_Work item:_ Supply the number of lines in the listing below in which the word "JSON" occurs, and nothing else.

_Listed entries:_
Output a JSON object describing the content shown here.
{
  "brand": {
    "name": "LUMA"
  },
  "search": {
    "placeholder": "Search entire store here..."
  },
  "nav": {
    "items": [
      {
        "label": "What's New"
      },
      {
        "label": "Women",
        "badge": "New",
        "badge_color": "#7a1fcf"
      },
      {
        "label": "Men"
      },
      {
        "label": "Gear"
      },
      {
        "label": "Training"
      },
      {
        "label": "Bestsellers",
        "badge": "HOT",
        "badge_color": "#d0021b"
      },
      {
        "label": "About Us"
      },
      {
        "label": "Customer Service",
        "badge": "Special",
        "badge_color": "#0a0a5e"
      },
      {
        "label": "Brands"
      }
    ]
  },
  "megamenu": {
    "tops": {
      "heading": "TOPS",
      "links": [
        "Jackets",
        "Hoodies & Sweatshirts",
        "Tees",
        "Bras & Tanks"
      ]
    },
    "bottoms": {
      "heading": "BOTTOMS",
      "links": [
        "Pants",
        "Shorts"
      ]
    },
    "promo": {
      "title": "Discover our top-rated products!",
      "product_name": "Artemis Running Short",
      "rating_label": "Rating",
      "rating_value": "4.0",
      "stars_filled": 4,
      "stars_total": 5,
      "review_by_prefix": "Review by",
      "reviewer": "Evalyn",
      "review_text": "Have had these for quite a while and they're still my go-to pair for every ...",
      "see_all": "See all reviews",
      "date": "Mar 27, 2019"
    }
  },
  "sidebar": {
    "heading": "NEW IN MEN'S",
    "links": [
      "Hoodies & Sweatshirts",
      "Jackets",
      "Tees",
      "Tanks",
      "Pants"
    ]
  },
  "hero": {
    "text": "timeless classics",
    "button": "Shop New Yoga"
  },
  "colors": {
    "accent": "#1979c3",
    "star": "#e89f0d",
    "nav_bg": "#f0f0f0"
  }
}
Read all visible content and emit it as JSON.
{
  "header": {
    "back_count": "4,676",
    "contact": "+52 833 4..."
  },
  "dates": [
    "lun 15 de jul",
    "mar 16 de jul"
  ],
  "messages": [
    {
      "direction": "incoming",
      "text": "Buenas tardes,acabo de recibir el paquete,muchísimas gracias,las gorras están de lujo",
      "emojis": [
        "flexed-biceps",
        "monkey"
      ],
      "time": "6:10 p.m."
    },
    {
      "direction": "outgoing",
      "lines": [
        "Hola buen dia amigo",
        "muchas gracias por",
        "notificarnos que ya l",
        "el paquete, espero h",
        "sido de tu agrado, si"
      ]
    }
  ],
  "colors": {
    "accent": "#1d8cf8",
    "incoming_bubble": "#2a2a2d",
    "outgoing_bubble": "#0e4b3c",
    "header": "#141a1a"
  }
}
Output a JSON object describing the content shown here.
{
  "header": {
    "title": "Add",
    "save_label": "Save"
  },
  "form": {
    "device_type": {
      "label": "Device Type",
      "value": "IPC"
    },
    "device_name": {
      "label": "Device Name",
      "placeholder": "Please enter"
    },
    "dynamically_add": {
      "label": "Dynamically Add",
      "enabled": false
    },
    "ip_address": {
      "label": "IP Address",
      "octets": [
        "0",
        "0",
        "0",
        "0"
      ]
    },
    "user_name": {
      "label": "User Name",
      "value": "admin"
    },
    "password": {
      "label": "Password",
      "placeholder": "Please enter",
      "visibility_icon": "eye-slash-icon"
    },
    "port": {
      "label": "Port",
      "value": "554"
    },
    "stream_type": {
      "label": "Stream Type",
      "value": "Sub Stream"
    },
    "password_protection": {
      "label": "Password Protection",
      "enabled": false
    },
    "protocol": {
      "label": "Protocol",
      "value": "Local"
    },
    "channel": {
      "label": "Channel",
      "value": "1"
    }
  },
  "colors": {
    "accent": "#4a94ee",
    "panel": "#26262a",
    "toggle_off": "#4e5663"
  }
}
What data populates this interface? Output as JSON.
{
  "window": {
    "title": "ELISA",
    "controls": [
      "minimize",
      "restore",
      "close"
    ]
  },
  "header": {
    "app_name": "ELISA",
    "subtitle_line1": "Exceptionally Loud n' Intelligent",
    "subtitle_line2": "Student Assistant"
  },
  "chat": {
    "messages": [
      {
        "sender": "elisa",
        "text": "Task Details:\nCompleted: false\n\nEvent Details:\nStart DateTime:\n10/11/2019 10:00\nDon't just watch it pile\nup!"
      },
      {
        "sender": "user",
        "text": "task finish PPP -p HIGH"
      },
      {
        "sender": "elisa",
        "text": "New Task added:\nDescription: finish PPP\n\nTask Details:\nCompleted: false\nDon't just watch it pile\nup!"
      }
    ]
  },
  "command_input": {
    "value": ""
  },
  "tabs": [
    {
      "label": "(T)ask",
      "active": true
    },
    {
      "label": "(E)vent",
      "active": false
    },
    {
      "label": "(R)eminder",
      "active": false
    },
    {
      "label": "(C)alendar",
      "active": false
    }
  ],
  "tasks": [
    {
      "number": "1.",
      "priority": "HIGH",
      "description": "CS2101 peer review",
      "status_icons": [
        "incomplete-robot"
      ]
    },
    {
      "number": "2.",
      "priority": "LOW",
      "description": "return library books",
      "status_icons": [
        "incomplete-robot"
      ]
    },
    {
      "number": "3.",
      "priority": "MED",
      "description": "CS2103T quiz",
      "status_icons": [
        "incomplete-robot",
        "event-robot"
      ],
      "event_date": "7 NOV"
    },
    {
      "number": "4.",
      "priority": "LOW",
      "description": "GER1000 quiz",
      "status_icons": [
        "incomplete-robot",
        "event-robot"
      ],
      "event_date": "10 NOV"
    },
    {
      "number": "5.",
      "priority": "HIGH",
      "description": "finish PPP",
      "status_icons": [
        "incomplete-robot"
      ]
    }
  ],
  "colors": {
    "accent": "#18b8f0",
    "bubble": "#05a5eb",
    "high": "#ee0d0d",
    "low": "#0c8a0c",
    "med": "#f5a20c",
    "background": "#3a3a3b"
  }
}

_Answer for this exercise:_ 4